The following list profiles the top jobs and median salaries for those who have completed postsecondary education or a two-year associate’s degree in Indiana.

Career & Technical Education Enrollment in Indiana

Occupation 2012 Employment Projected Annual Job Openings Percent Growth
Median Annual Wage
(Indiana, 2014)
Median Annual Wage
(National, 2014)
Postsecondary, Non-Degree (Some College)
Heavy and Tractor-Trailer Truck Drivers 45,000 1,190 10% $39,400 $39,500
Nursing Assistants 31,570 1,190 19% $23,000 $25,100
Licensed Practical Nurses (LPNs) 14,550 700 23% $35,500 $42,500
Medical Assistants 6,920 320 27% $25,100 $30,000
Computer User Support Specialists 19,060 890 22% $40,400 $42,500
Teacher Assistants 24,440 830 11% $21,800 $24,400
Medical Assistants 12,650 610 29% $28,500 $30,000
Two-Year Associate’s Degree
Registered Nurses 59,270 2,200 18% $57,800 $66,600
Dental Hygienists 4,780 290 35% $67,100 $71,500
Preschool Teachers 4,430 220 23% $24,000 $28,100
Medical & Clinical Laboratory Technicians 3,490 170 24% $34,300 $38,400
Radiologic Technologists 4,260 140 19% $52,400 $55,900

Source: U.S. Department of Labor, Career One Stop

A Closer Look: Trade Schools in Indianapolis

The majority of Indiana’s trade schools and vocational training centers are located in and around Indianapolis, the largest metro area in the state. Students can enroll in specialized programs at schools focused on technology, healthcare, information technology, or automotive programs. Community colleges around Indianapolis and the surrounding cities offer a range of programs and training for skilled trades occupations. Many offer internship opportunities at Indianapolis businesses so it’s easy for vocational program graduates to find work placement right after school.

Several major employers in Indianapolis alone may offer job opportunities for CTE graduates, such as Peyton Manning Children’s Hospital, Indiana University - Purdue University Indianapolis, IU Health, Eli Lilly International Corporation, and IU School of Medicine. Nursing and medical assistants, registered nurses, teachers, and clinical laboratory technicians may be able to find rewarding careers at these area employers.

Additional Education & Career Resources

Provides professional development and leadership development opportunities for business students and those pursuing professional careers. Hosts state conferences and other events throughout the year.

Committed to promoting career education programs for today’s use.

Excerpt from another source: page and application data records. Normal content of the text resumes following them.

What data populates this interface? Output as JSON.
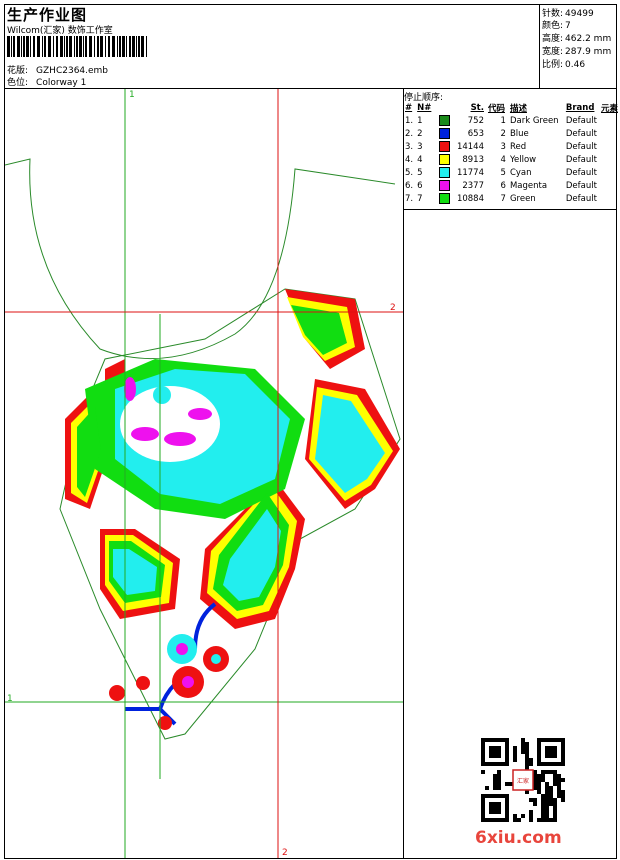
{
  "header": {
    "title": "生产作业图",
    "studio": "Wilcom(汇家) 数饰工作室",
    "design_label": "花版:",
    "design_value": "GZHC2364.emb",
    "colorway_label": "色位:",
    "colorway_value": "Colorway 1"
  },
  "stats": [
    {
      "label": "针数:",
      "value": "49499"
    },
    {
      "label": "颜色:",
      "value": "7"
    },
    {
      "label": "高度:",
      "value": "462.2 mm"
    },
    {
      "label": "宽度:",
      "value": "287.9 mm"
    },
    {
      "label": "比例:",
      "value": "0.46"
    }
  ],
  "stop_sequence": {
    "title": "停止顺序:",
    "headers": [
      "#",
      "N#",
      "St.",
      "代码",
      "描述",
      "Brand",
      "元素"
    ],
    "rows": [
      {
        "idx": "1.",
        "n": "1",
        "color": "#1a8a1a",
        "stitches": "752",
        "code": "1",
        "desc": "Dark Green",
        "brand": "Default"
      },
      {
        "idx": "2.",
        "n": "2",
        "color": "#0022dd",
        "stitches": "653",
        "code": "2",
        "desc": "Blue",
        "brand": "Default"
      },
      {
        "idx": "3.",
        "n": "3",
        "color": "#ee1111",
        "stitches": "14144",
        "code": "3",
        "desc": "Red",
        "brand": "Default"
      },
      {
        "idx": "4.",
        "n": "4",
        "color": "#ffff00",
        "stitches": "8913",
        "code": "4",
        "desc": "Yellow",
        "brand": "Default"
      },
      {
        "idx": "5.",
        "n": "5",
        "color": "#22eeee",
        "stitches": "11774",
        "code": "5",
        "desc": "Cyan",
        "brand": "Default"
      },
      {
        "idx": "6.",
        "n": "6",
        "color": "#ee11ee",
        "stitches": "2377",
        "code": "6",
        "desc": "Magenta",
        "brand": "Default"
      },
      {
        "idx": "7.",
        "n": "7",
        "color": "#11dd11",
        "stitches": "10884",
        "code": "7",
        "desc": "Green",
        "brand": "Default"
      }
    ]
  },
  "guides": {
    "green_v": "1",
    "green_h": "1",
    "red_v": "2",
    "red_h": "2"
  },
  "watermark": "6xiu.com",
  "stamp_text": "汇家"
}
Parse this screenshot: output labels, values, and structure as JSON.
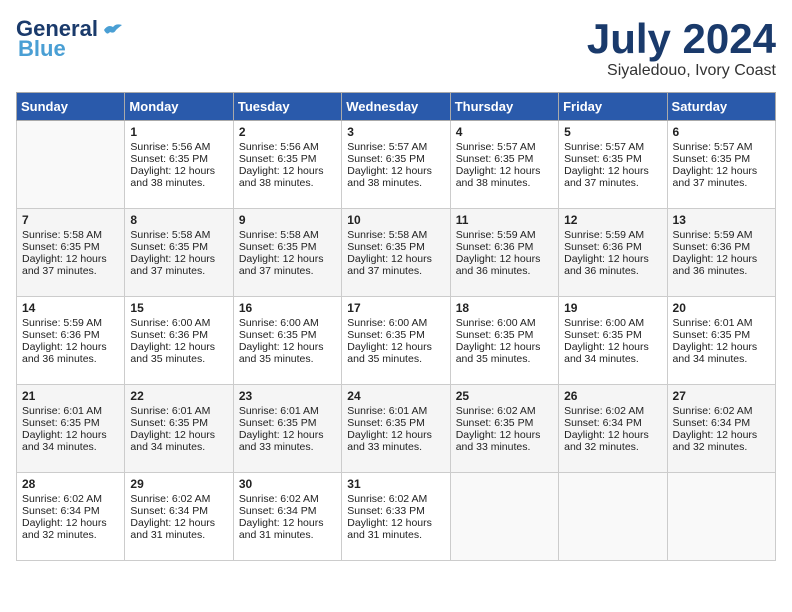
{
  "header": {
    "logo_line1": "General",
    "logo_line2": "Blue",
    "month": "July 2024",
    "location": "Siyaledouo, Ivory Coast"
  },
  "weekdays": [
    "Sunday",
    "Monday",
    "Tuesday",
    "Wednesday",
    "Thursday",
    "Friday",
    "Saturday"
  ],
  "weeks": [
    [
      {
        "day": "",
        "sunrise": "",
        "sunset": "",
        "daylight": ""
      },
      {
        "day": "1",
        "sunrise": "Sunrise: 5:56 AM",
        "sunset": "Sunset: 6:35 PM",
        "daylight": "Daylight: 12 hours and 38 minutes."
      },
      {
        "day": "2",
        "sunrise": "Sunrise: 5:56 AM",
        "sunset": "Sunset: 6:35 PM",
        "daylight": "Daylight: 12 hours and 38 minutes."
      },
      {
        "day": "3",
        "sunrise": "Sunrise: 5:57 AM",
        "sunset": "Sunset: 6:35 PM",
        "daylight": "Daylight: 12 hours and 38 minutes."
      },
      {
        "day": "4",
        "sunrise": "Sunrise: 5:57 AM",
        "sunset": "Sunset: 6:35 PM",
        "daylight": "Daylight: 12 hours and 38 minutes."
      },
      {
        "day": "5",
        "sunrise": "Sunrise: 5:57 AM",
        "sunset": "Sunset: 6:35 PM",
        "daylight": "Daylight: 12 hours and 37 minutes."
      },
      {
        "day": "6",
        "sunrise": "Sunrise: 5:57 AM",
        "sunset": "Sunset: 6:35 PM",
        "daylight": "Daylight: 12 hours and 37 minutes."
      }
    ],
    [
      {
        "day": "7",
        "sunrise": "Sunrise: 5:58 AM",
        "sunset": "Sunset: 6:35 PM",
        "daylight": "Daylight: 12 hours and 37 minutes."
      },
      {
        "day": "8",
        "sunrise": "Sunrise: 5:58 AM",
        "sunset": "Sunset: 6:35 PM",
        "daylight": "Daylight: 12 hours and 37 minutes."
      },
      {
        "day": "9",
        "sunrise": "Sunrise: 5:58 AM",
        "sunset": "Sunset: 6:35 PM",
        "daylight": "Daylight: 12 hours and 37 minutes."
      },
      {
        "day": "10",
        "sunrise": "Sunrise: 5:58 AM",
        "sunset": "Sunset: 6:35 PM",
        "daylight": "Daylight: 12 hours and 37 minutes."
      },
      {
        "day": "11",
        "sunrise": "Sunrise: 5:59 AM",
        "sunset": "Sunset: 6:36 PM",
        "daylight": "Daylight: 12 hours and 36 minutes."
      },
      {
        "day": "12",
        "sunrise": "Sunrise: 5:59 AM",
        "sunset": "Sunset: 6:36 PM",
        "daylight": "Daylight: 12 hours and 36 minutes."
      },
      {
        "day": "13",
        "sunrise": "Sunrise: 5:59 AM",
        "sunset": "Sunset: 6:36 PM",
        "daylight": "Daylight: 12 hours and 36 minutes."
      }
    ],
    [
      {
        "day": "14",
        "sunrise": "Sunrise: 5:59 AM",
        "sunset": "Sunset: 6:36 PM",
        "daylight": "Daylight: 12 hours and 36 minutes."
      },
      {
        "day": "15",
        "sunrise": "Sunrise: 6:00 AM",
        "sunset": "Sunset: 6:36 PM",
        "daylight": "Daylight: 12 hours and 35 minutes."
      },
      {
        "day": "16",
        "sunrise": "Sunrise: 6:00 AM",
        "sunset": "Sunset: 6:35 PM",
        "daylight": "Daylight: 12 hours and 35 minutes."
      },
      {
        "day": "17",
        "sunrise": "Sunrise: 6:00 AM",
        "sunset": "Sunset: 6:35 PM",
        "daylight": "Daylight: 12 hours and 35 minutes."
      },
      {
        "day": "18",
        "sunrise": "Sunrise: 6:00 AM",
        "sunset": "Sunset: 6:35 PM",
        "daylight": "Daylight: 12 hours and 35 minutes."
      },
      {
        "day": "19",
        "sunrise": "Sunrise: 6:00 AM",
        "sunset": "Sunset: 6:35 PM",
        "daylight": "Daylight: 12 hours and 34 minutes."
      },
      {
        "day": "20",
        "sunrise": "Sunrise: 6:01 AM",
        "sunset": "Sunset: 6:35 PM",
        "daylight": "Daylight: 12 hours and 34 minutes."
      }
    ],
    [
      {
        "day": "21",
        "sunrise": "Sunrise: 6:01 AM",
        "sunset": "Sunset: 6:35 PM",
        "daylight": "Daylight: 12 hours and 34 minutes."
      },
      {
        "day": "22",
        "sunrise": "Sunrise: 6:01 AM",
        "sunset": "Sunset: 6:35 PM",
        "daylight": "Daylight: 12 hours and 34 minutes."
      },
      {
        "day": "23",
        "sunrise": "Sunrise: 6:01 AM",
        "sunset": "Sunset: 6:35 PM",
        "daylight": "Daylight: 12 hours and 33 minutes."
      },
      {
        "day": "24",
        "sunrise": "Sunrise: 6:01 AM",
        "sunset": "Sunset: 6:35 PM",
        "daylight": "Daylight: 12 hours and 33 minutes."
      },
      {
        "day": "25",
        "sunrise": "Sunrise: 6:02 AM",
        "sunset": "Sunset: 6:35 PM",
        "daylight": "Daylight: 12 hours and 33 minutes."
      },
      {
        "day": "26",
        "sunrise": "Sunrise: 6:02 AM",
        "sunset": "Sunset: 6:34 PM",
        "daylight": "Daylight: 12 hours and 32 minutes."
      },
      {
        "day": "27",
        "sunrise": "Sunrise: 6:02 AM",
        "sunset": "Sunset: 6:34 PM",
        "daylight": "Daylight: 12 hours and 32 minutes."
      }
    ],
    [
      {
        "day": "28",
        "sunrise": "Sunrise: 6:02 AM",
        "sunset": "Sunset: 6:34 PM",
        "daylight": "Daylight: 12 hours and 32 minutes."
      },
      {
        "day": "29",
        "sunrise": "Sunrise: 6:02 AM",
        "sunset": "Sunset: 6:34 PM",
        "daylight": "Daylight: 12 hours and 31 minutes."
      },
      {
        "day": "30",
        "sunrise": "Sunrise: 6:02 AM",
        "sunset": "Sunset: 6:34 PM",
        "daylight": "Daylight: 12 hours and 31 minutes."
      },
      {
        "day": "31",
        "sunrise": "Sunrise: 6:02 AM",
        "sunset": "Sunset: 6:33 PM",
        "daylight": "Daylight: 12 hours and 31 minutes."
      },
      {
        "day": "",
        "sunrise": "",
        "sunset": "",
        "daylight": ""
      },
      {
        "day": "",
        "sunrise": "",
        "sunset": "",
        "daylight": ""
      },
      {
        "day": "",
        "sunrise": "",
        "sunset": "",
        "daylight": ""
      }
    ]
  ]
}
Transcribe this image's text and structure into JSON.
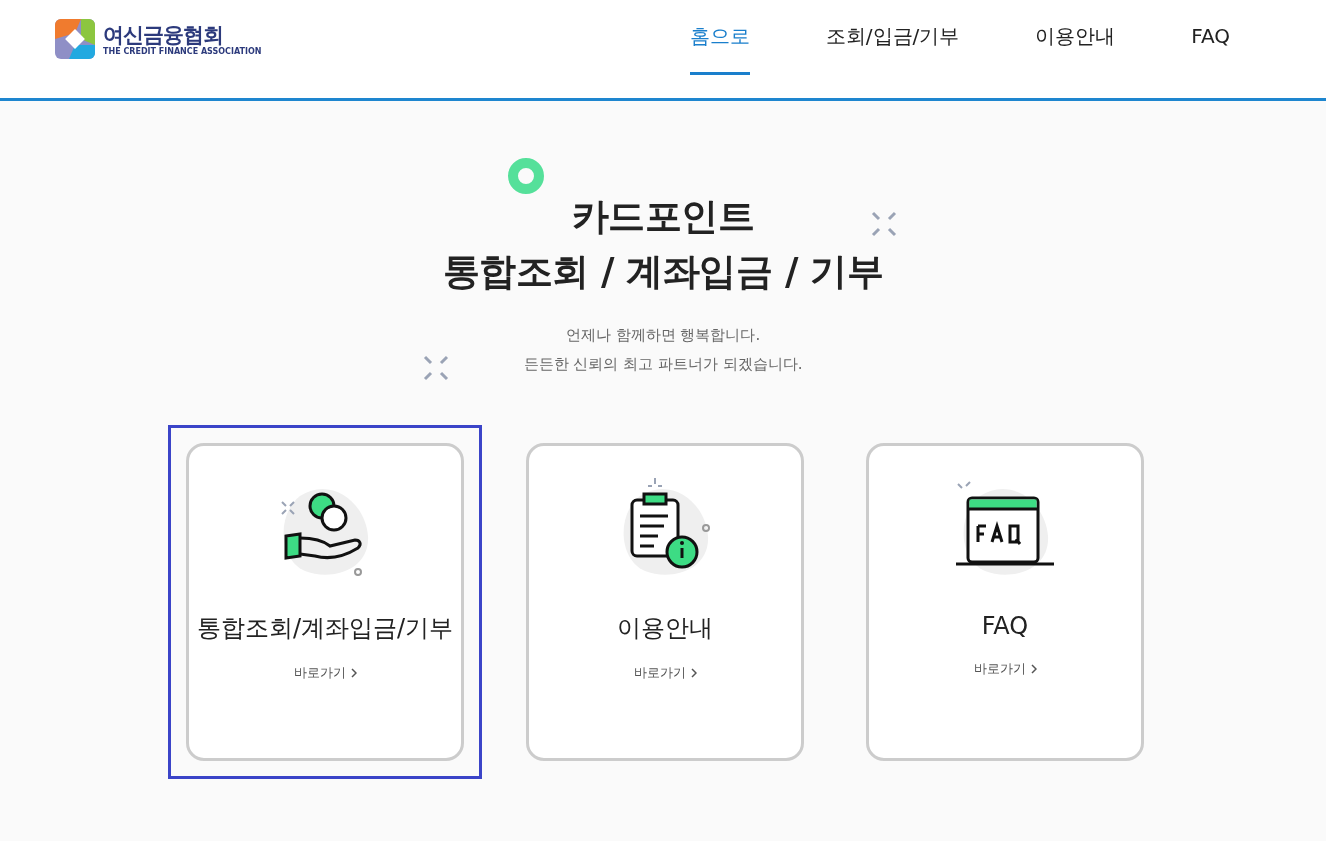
{
  "header": {
    "logo": {
      "name": "여신금융협회",
      "subtitle": "THE CREDIT FINANCE ASSOCIATION"
    },
    "nav": [
      {
        "label": "홈으로",
        "selected": true
      },
      {
        "label": "조회/입금/기부",
        "selected": false
      },
      {
        "label": "이용안내",
        "selected": false
      },
      {
        "label": "FAQ",
        "selected": false
      }
    ]
  },
  "hero": {
    "title_lines": [
      "카드포인트",
      "통합조회 / 계좌입금 / 기부"
    ],
    "subtitle_lines": [
      "언제나 함께하면 행복합니다.",
      "든든한 신뢰의 최고 파트너가 되겠습니다."
    ]
  },
  "cards": [
    {
      "kind": "coins",
      "title": "통합조회/계좌입금/기부",
      "link": "바로가기",
      "focused": true
    },
    {
      "kind": "guide",
      "title": "이용안내",
      "link": "바로가기",
      "focused": false
    },
    {
      "kind": "faq",
      "title": "FAQ",
      "link": "바로가기",
      "focused": false
    }
  ]
}
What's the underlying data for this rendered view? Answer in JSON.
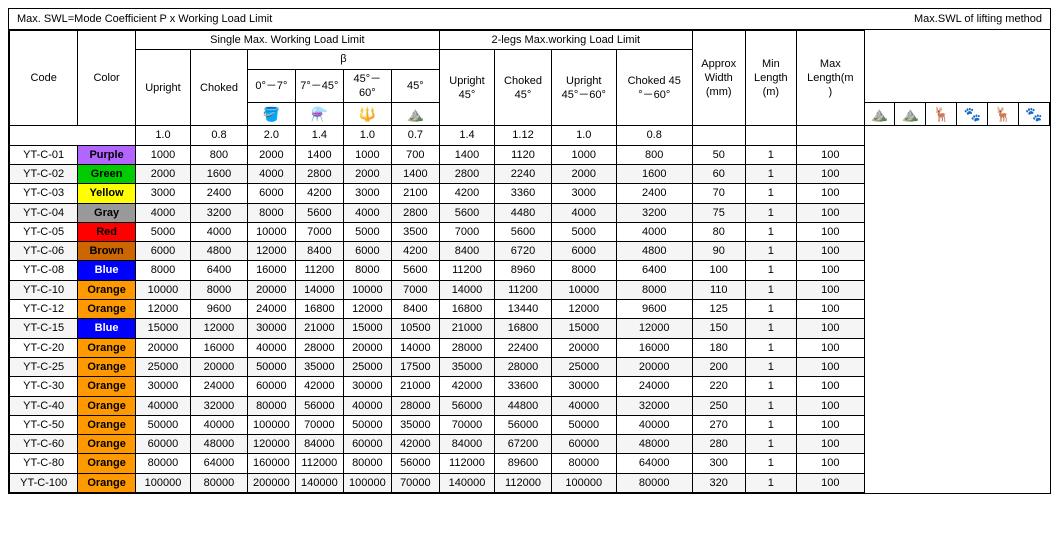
{
  "title_left": "Max. SWL=Mode Coefficient P x Working Load Limit",
  "title_right": "Max.SWL of lifting method",
  "headers": {
    "code": "Code",
    "color": "Color",
    "single_max": "Single Max. Working Load Limit",
    "two_legs": "2-legs Max.working Load Limit",
    "beta": "β",
    "upright": "Upright",
    "choked": "Choked",
    "upright_45": "Upright\n45°",
    "choked_45": "Choked\n45°",
    "upright_45_60": "Upright\n45°－60°",
    "choked_45_60": "Choked 45\n°－60°",
    "approx_width": "Approx\nWidth\n(mm)",
    "min_length": "Min\nLength\n(m)",
    "max_length": "Max\nLength(m\n)"
  },
  "angle_headers": {
    "a1": "0°－7°",
    "a2": "7°－45°",
    "a3": "45°－60°",
    "a4": "45°"
  },
  "coefficients": {
    "upright": "1.0",
    "choked": "0.8",
    "a1": "2.0",
    "a2": "1.4",
    "a3": "1.0",
    "a4": "0.7",
    "up45": "1.4",
    "ch45": "1.12",
    "up4560": "1.0",
    "ch4560": "0.8"
  },
  "rows": [
    {
      "code": "YT-C-01",
      "color": "Purple",
      "color_class": "color-purple",
      "upright": "1000",
      "choked": "800",
      "a1": "2000",
      "a2": "1400",
      "a3": "1000",
      "a4": "700",
      "up45": "1400",
      "ch45": "1120",
      "up4560": "1000",
      "ch4560": "800",
      "width": "50",
      "min_len": "1",
      "max_len": "100"
    },
    {
      "code": "YT-C-02",
      "color": "Green",
      "color_class": "color-green",
      "upright": "2000",
      "choked": "1600",
      "a1": "4000",
      "a2": "2800",
      "a3": "2000",
      "a4": "1400",
      "up45": "2800",
      "ch45": "2240",
      "up4560": "2000",
      "ch4560": "1600",
      "width": "60",
      "min_len": "1",
      "max_len": "100"
    },
    {
      "code": "YT-C-03",
      "color": "Yellow",
      "color_class": "color-yellow",
      "upright": "3000",
      "choked": "2400",
      "a1": "6000",
      "a2": "4200",
      "a3": "3000",
      "a4": "2100",
      "up45": "4200",
      "ch45": "3360",
      "up4560": "3000",
      "ch4560": "2400",
      "width": "70",
      "min_len": "1",
      "max_len": "100"
    },
    {
      "code": "YT-C-04",
      "color": "Gray",
      "color_class": "color-gray",
      "upright": "4000",
      "choked": "3200",
      "a1": "8000",
      "a2": "5600",
      "a3": "4000",
      "a4": "2800",
      "up45": "5600",
      "ch45": "4480",
      "up4560": "4000",
      "ch4560": "3200",
      "width": "75",
      "min_len": "1",
      "max_len": "100"
    },
    {
      "code": "YT-C-05",
      "color": "Red",
      "color_class": "color-red",
      "upright": "5000",
      "choked": "4000",
      "a1": "10000",
      "a2": "7000",
      "a3": "5000",
      "a4": "3500",
      "up45": "7000",
      "ch45": "5600",
      "up4560": "5000",
      "ch4560": "4000",
      "width": "80",
      "min_len": "1",
      "max_len": "100"
    },
    {
      "code": "YT-C-06",
      "color": "Brown",
      "color_class": "color-brown",
      "upright": "6000",
      "choked": "4800",
      "a1": "12000",
      "a2": "8400",
      "a3": "6000",
      "a4": "4200",
      "up45": "8400",
      "ch45": "6720",
      "up4560": "6000",
      "ch4560": "4800",
      "width": "90",
      "min_len": "1",
      "max_len": "100"
    },
    {
      "code": "YT-C-08",
      "color": "Blue",
      "color_class": "color-blue",
      "upright": "8000",
      "choked": "6400",
      "a1": "16000",
      "a2": "11200",
      "a3": "8000",
      "a4": "5600",
      "up45": "11200",
      "ch45": "8960",
      "up4560": "8000",
      "ch4560": "6400",
      "width": "100",
      "min_len": "1",
      "max_len": "100"
    },
    {
      "code": "YT-C-10",
      "color": "Orange",
      "color_class": "color-orange",
      "upright": "10000",
      "choked": "8000",
      "a1": "20000",
      "a2": "14000",
      "a3": "10000",
      "a4": "7000",
      "up45": "14000",
      "ch45": "11200",
      "up4560": "10000",
      "ch4560": "8000",
      "width": "110",
      "min_len": "1",
      "max_len": "100"
    },
    {
      "code": "YT-C-12",
      "color": "Orange",
      "color_class": "color-orange",
      "upright": "12000",
      "choked": "9600",
      "a1": "24000",
      "a2": "16800",
      "a3": "12000",
      "a4": "8400",
      "up45": "16800",
      "ch45": "13440",
      "up4560": "12000",
      "ch4560": "9600",
      "width": "125",
      "min_len": "1",
      "max_len": "100"
    },
    {
      "code": "YT-C-15",
      "color": "Blue",
      "color_class": "color-blue",
      "upright": "15000",
      "choked": "12000",
      "a1": "30000",
      "a2": "21000",
      "a3": "15000",
      "a4": "10500",
      "up45": "21000",
      "ch45": "16800",
      "up4560": "15000",
      "ch4560": "12000",
      "width": "150",
      "min_len": "1",
      "max_len": "100"
    },
    {
      "code": "YT-C-20",
      "color": "Orange",
      "color_class": "color-orange",
      "upright": "20000",
      "choked": "16000",
      "a1": "40000",
      "a2": "28000",
      "a3": "20000",
      "a4": "14000",
      "up45": "28000",
      "ch45": "22400",
      "up4560": "20000",
      "ch4560": "16000",
      "width": "180",
      "min_len": "1",
      "max_len": "100"
    },
    {
      "code": "YT-C-25",
      "color": "Orange",
      "color_class": "color-orange",
      "upright": "25000",
      "choked": "20000",
      "a1": "50000",
      "a2": "35000",
      "a3": "25000",
      "a4": "17500",
      "up45": "35000",
      "ch45": "28000",
      "up4560": "25000",
      "ch4560": "20000",
      "width": "200",
      "min_len": "1",
      "max_len": "100"
    },
    {
      "code": "YT-C-30",
      "color": "Orange",
      "color_class": "color-orange",
      "upright": "30000",
      "choked": "24000",
      "a1": "60000",
      "a2": "42000",
      "a3": "30000",
      "a4": "21000",
      "up45": "42000",
      "ch45": "33600",
      "up4560": "30000",
      "ch4560": "24000",
      "width": "220",
      "min_len": "1",
      "max_len": "100"
    },
    {
      "code": "YT-C-40",
      "color": "Orange",
      "color_class": "color-orange",
      "upright": "40000",
      "choked": "32000",
      "a1": "80000",
      "a2": "56000",
      "a3": "40000",
      "a4": "28000",
      "up45": "56000",
      "ch45": "44800",
      "up4560": "40000",
      "ch4560": "32000",
      "width": "250",
      "min_len": "1",
      "max_len": "100"
    },
    {
      "code": "YT-C-50",
      "color": "Orange",
      "color_class": "color-orange",
      "upright": "50000",
      "choked": "40000",
      "a1": "100000",
      "a2": "70000",
      "a3": "50000",
      "a4": "35000",
      "up45": "70000",
      "ch45": "56000",
      "up4560": "50000",
      "ch4560": "40000",
      "width": "270",
      "min_len": "1",
      "max_len": "100"
    },
    {
      "code": "YT-C-60",
      "color": "Orange",
      "color_class": "color-orange",
      "upright": "60000",
      "choked": "48000",
      "a1": "120000",
      "a2": "84000",
      "a3": "60000",
      "a4": "42000",
      "up45": "84000",
      "ch45": "67200",
      "up4560": "60000",
      "ch4560": "48000",
      "width": "280",
      "min_len": "1",
      "max_len": "100"
    },
    {
      "code": "YT-C-80",
      "color": "Orange",
      "color_class": "color-orange",
      "upright": "80000",
      "choked": "64000",
      "a1": "160000",
      "a2": "112000",
      "a3": "80000",
      "a4": "56000",
      "up45": "112000",
      "ch45": "89600",
      "up4560": "80000",
      "ch4560": "64000",
      "width": "300",
      "min_len": "1",
      "max_len": "100"
    },
    {
      "code": "YT-C-100",
      "color": "Orange",
      "color_class": "color-orange",
      "upright": "100000",
      "choked": "80000",
      "a1": "200000",
      "a2": "140000",
      "a3": "100000",
      "a4": "70000",
      "up45": "140000",
      "ch45": "112000",
      "up4560": "100000",
      "ch4560": "80000",
      "width": "320",
      "min_len": "1",
      "max_len": "100"
    }
  ]
}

Comprised of teachers, administrators and staff members who want to attend networking events and conferences, and support funding efforts for CTE programs across the state.

This organization is a joint effort of the Indiana Department of Education and Indiana’s Career and Technical Student Organizations. Representatives from different organizations plan leadership events and conferences to encourage student participation and help students prepare for their professional career.

A student organization designed to inspire leaders, entrepreneurs, and professionals pursuing careers in management, finance, hospitality, and marketing. Hosts career development conferences and other special vents.

Designed for students pursuing educational carers in family and consumer sciences. The organization participates in national programs and state projects while helping students develop proficiency and skills through various competitions and events.

The Indiana chapter of the Future Business Leaders of America-Phi Beta Lambda is a nonprofit organization and the largest business career student organization in the world. Phi Beta Lambda (PBL) is designed for postsecondary students. Members participate in conferences, seminars, and awards programs.

Comprehensive website with information about news and legal matters related to education and state-funded training programs throughout Indiana. Includes higher education resources and links for online license renewals with the state.

The Indiana chapter encourages members to participate in educational experiences and team building projects to develop a good work ethic, good communication skills, and strong leadership skills regardless of their occupation. It is focused on community involvement and group activities.